    But, even giving the Governor that benefit of doubt, most of his embarrassing kicking and screaming is simply typical Christie conduct.

    But as we come up to the worst national day in most of our lives, it’s time for the Governor to tuck away his tantrums, and show respect – with his own behavior – for that loss. It’s not the time for ungentlemanly name-calling or jockeying for position. Gov. Christie is the biggest of big wheels – okay, Governor, we all get it, bully for you. But arguing about the program? People died – try to keep your eye on the ball. Grow up a little before September 11, 2011. Try to remember that not everything is about you.

    Postscript: At a presser this morning at Trinitas Hospital in Elizabeth, the Governor denied calling Bloomberg any of those things. I don’t believe him for a minute.

    A Man To Watch: Mike DuHaime – A Key Christie Operative

            He’s a remarkable talent. This guy has a lot of raw talent. He’s just got great judgment. – Karl Rove talking about Mike DuHaime in 2008

    Governor Christie who appears to be his own man, speaking from his seemingly singular gut with ideas that he says are his own, has in fact benefited tremendously from the skills and advice of key advisors. One such advisor is Mike DuHaime, who after serving in key positions in three national presidential campaigns, went on to become the lead strategist for Christie’s victory in 2009. DuHaime’s influence has been recognized in the press by both PolitickerNJ and TIME. He was ranked number 7 on PolitickerNJ’s 2010 Power List following Bill Palatucci, Mary Pat Christie, Jeff Chiesa, Steve Adubato, Rich Bagger, and David Samson. In 2010 TIME listed DuHaime in its “40 under 40” where his comments were indistinguishable from those of his boss: “The most overlooked issue these days is the unsustainable escalating costs of pensions, benefits and salaries associated with a public workforce.”

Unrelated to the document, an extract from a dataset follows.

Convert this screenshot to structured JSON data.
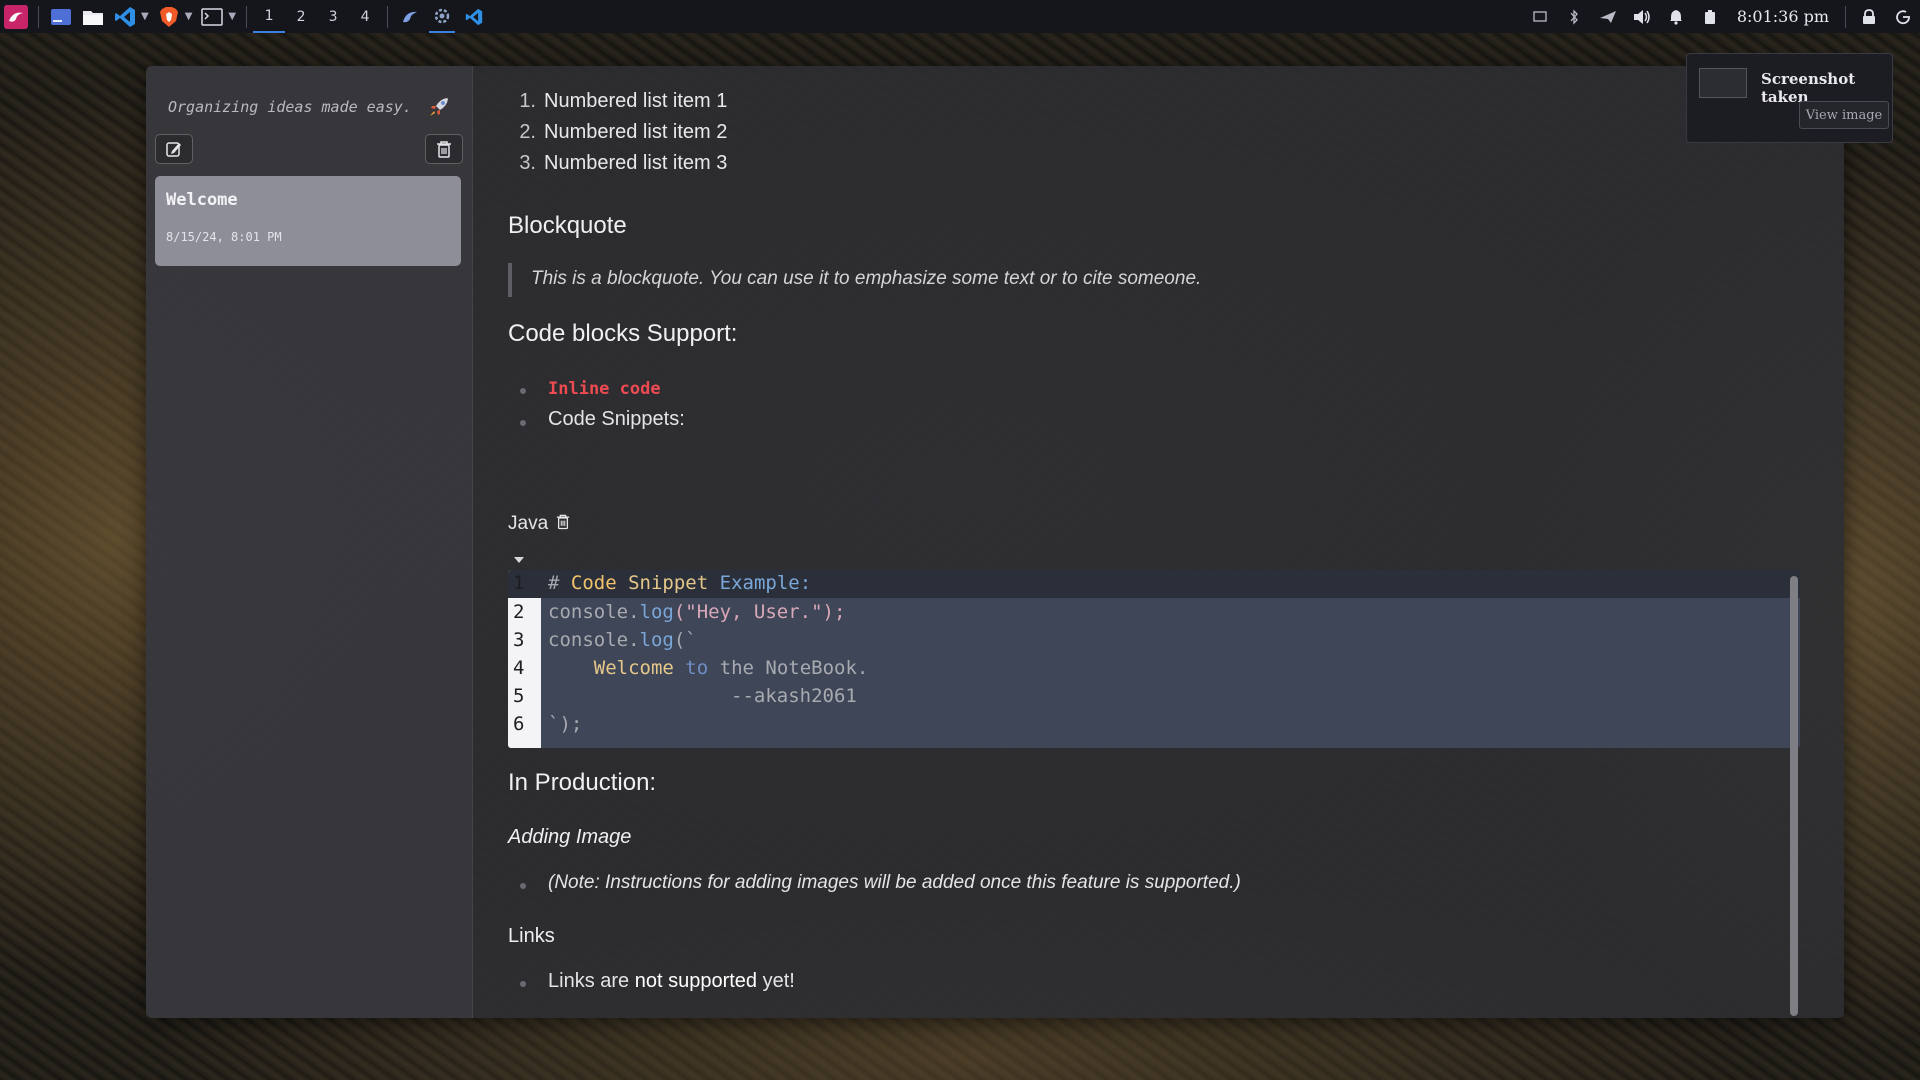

    This week we heard comments from DuHaime complimenting Christie following his speech to the American Enterprise Institute in Washington,“He didn’t go seek the attention. He did big things and then went and talked about it. He’s completely turned Trenton upside down.” Duhaime appears confident but self-deprecating, humble, likable and measured – the opposite of Christie. However, he does not act entirely behind the scenes and has spoken in public occasionally helping us to understand his influence better. Among other matters he has weighed in on strategy in the governor’s campaign, Reform Jersey Now, and has been teaching a popular course on “Political Campaigning” at Rutgers with Maggie Moran, his Democratic counterpart during the Christie-Corzine campaign.

    More beneath the fold